(Updates to add Darden statement)
By Siddharth Cavale
April 22 (Reuters) - Darden Restaurant Inc will have to call a shareholder meeting to vote on Starboard Value LP’s proposal to delay the company’s plan to spin off its struggling Red Lobster chain, after the activist investor secured the support of a majority of the company’s shareholders.
Starboard has received written requests to call a special meeting from shareholders representing about 55.5 percent of the largest U.S. full-service restaurant operator’s outstanding shares, Starboard Chief Executive Officer Jeffrey Smith said in a letter to the company.
Darden said in December that it planned to spin off or sell the 705-restaurant Red Lobster seafood chain, and said at the time that the transaction would not require a shareholder vote.
Starboard, which owns 5.5 percent of Darden, has urged Darden to delay its plans to spin-off the chain saying it could destroy as much as $800 million of shareholder value.
Starboard’s Smith has asked the company to consider other options to boost value, including slashing operating costs, improving restaurant results and divesting real estate.
An independent inspector will review the requests for the special meeting submitted by Starboard, Darden said in a statement late on Tuesday.
Details about Starboard getting shareholder support were first reported by CNBC, sending shares up 4 percent on the New York Stock Exchange.
“The Red Lobster separation doesn’t make a lot of sense,” Smith said on CNBC’s Squawk on the Street show on Tuesday.
“Shareholders are voicing their opinions very strongly that they are not in favor.”
Darden’s plan followed a proposal from another investor, Barington Capital Group, to split the company into two - one with the mature Olive Garden and Red Lobster chains and the other with brands such as LongHorn Steakhouse and Seasons 52.
Darden has so far resisted pressure to put the fate of the floundering chain to a shareholder vote, saying other alternatives, including those suggested by Starboard and others, were not viable.
Darden reported in March that same restaurant sales at Red Lobster tumbled 8.8 percent in the quarter ended Feb 23.

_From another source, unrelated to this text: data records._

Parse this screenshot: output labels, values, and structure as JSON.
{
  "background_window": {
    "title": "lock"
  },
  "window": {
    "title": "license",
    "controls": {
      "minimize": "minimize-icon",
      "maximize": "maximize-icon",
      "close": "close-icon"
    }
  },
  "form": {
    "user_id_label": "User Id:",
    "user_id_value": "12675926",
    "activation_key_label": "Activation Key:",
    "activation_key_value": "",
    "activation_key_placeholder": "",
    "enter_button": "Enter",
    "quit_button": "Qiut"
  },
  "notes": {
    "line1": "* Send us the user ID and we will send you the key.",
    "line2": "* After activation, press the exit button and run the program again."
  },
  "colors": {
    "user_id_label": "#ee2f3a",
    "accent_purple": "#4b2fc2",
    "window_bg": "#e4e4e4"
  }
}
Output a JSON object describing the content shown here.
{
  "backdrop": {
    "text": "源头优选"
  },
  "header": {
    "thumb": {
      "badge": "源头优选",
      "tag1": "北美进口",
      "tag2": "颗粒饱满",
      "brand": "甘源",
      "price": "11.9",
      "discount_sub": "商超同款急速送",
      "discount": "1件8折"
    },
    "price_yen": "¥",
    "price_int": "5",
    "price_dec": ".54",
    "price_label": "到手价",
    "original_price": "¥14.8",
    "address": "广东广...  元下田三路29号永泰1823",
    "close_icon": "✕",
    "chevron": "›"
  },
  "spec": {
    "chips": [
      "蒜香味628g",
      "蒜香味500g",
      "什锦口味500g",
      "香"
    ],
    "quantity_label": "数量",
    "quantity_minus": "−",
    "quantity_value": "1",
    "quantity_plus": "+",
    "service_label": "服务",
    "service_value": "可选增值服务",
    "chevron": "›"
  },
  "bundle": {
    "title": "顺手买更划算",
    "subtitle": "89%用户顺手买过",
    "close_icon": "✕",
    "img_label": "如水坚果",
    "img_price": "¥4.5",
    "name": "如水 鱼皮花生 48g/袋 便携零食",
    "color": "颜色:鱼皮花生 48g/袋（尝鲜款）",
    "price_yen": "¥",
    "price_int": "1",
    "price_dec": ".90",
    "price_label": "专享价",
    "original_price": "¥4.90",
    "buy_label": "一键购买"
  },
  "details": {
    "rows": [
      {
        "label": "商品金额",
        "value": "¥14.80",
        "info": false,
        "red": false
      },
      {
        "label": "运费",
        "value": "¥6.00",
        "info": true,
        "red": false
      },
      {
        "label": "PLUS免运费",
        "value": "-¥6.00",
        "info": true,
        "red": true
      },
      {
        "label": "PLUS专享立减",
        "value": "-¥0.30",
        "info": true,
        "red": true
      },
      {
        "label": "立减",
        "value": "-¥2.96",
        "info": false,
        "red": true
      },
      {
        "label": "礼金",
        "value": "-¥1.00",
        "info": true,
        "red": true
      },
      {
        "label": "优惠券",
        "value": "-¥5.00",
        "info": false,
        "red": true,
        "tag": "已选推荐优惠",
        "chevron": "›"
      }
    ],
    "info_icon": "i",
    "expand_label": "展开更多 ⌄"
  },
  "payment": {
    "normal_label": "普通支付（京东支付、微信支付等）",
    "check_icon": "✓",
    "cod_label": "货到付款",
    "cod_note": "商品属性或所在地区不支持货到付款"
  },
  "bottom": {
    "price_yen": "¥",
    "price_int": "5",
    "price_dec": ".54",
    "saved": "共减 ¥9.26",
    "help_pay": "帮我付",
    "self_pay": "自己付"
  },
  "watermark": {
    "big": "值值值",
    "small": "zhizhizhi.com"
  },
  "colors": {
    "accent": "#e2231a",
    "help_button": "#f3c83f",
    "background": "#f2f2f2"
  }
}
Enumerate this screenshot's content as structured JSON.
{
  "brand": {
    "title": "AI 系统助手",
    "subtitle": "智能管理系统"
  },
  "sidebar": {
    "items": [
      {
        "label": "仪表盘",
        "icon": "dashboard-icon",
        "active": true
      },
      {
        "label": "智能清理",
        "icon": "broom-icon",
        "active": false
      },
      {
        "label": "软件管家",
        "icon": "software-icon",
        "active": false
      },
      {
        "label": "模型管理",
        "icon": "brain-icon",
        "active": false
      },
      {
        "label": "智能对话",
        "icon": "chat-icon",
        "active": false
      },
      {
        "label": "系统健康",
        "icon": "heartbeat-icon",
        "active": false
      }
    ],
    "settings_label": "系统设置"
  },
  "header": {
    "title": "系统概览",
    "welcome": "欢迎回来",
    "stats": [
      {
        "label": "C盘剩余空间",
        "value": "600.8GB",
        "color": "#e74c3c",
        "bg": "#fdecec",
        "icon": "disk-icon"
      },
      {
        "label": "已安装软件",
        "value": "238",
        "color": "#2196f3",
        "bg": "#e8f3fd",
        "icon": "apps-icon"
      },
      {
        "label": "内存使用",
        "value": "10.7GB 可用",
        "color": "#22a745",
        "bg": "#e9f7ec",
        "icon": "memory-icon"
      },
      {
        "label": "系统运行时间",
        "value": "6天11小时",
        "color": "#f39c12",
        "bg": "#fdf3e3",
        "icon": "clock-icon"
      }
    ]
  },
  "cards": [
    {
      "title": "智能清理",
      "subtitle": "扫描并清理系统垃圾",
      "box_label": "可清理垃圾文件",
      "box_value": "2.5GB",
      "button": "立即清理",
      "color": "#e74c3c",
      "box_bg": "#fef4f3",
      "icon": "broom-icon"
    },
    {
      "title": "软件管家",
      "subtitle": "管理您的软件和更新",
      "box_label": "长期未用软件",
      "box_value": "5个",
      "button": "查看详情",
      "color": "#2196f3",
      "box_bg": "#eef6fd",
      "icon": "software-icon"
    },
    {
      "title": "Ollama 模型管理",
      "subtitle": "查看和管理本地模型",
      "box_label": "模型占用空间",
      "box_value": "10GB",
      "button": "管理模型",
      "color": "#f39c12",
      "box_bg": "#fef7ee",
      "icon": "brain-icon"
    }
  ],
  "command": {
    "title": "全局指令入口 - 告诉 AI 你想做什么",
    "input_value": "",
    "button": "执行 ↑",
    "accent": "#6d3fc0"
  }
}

Customer visits at the chain fell in the double-digit percentages in each month of the quarter, chalking up nine straight months of falling traffic. (Additional reporting by Aman Shah in Bangalore; Editing by Savio D‘Souza; Editing by Lisa Shumaker)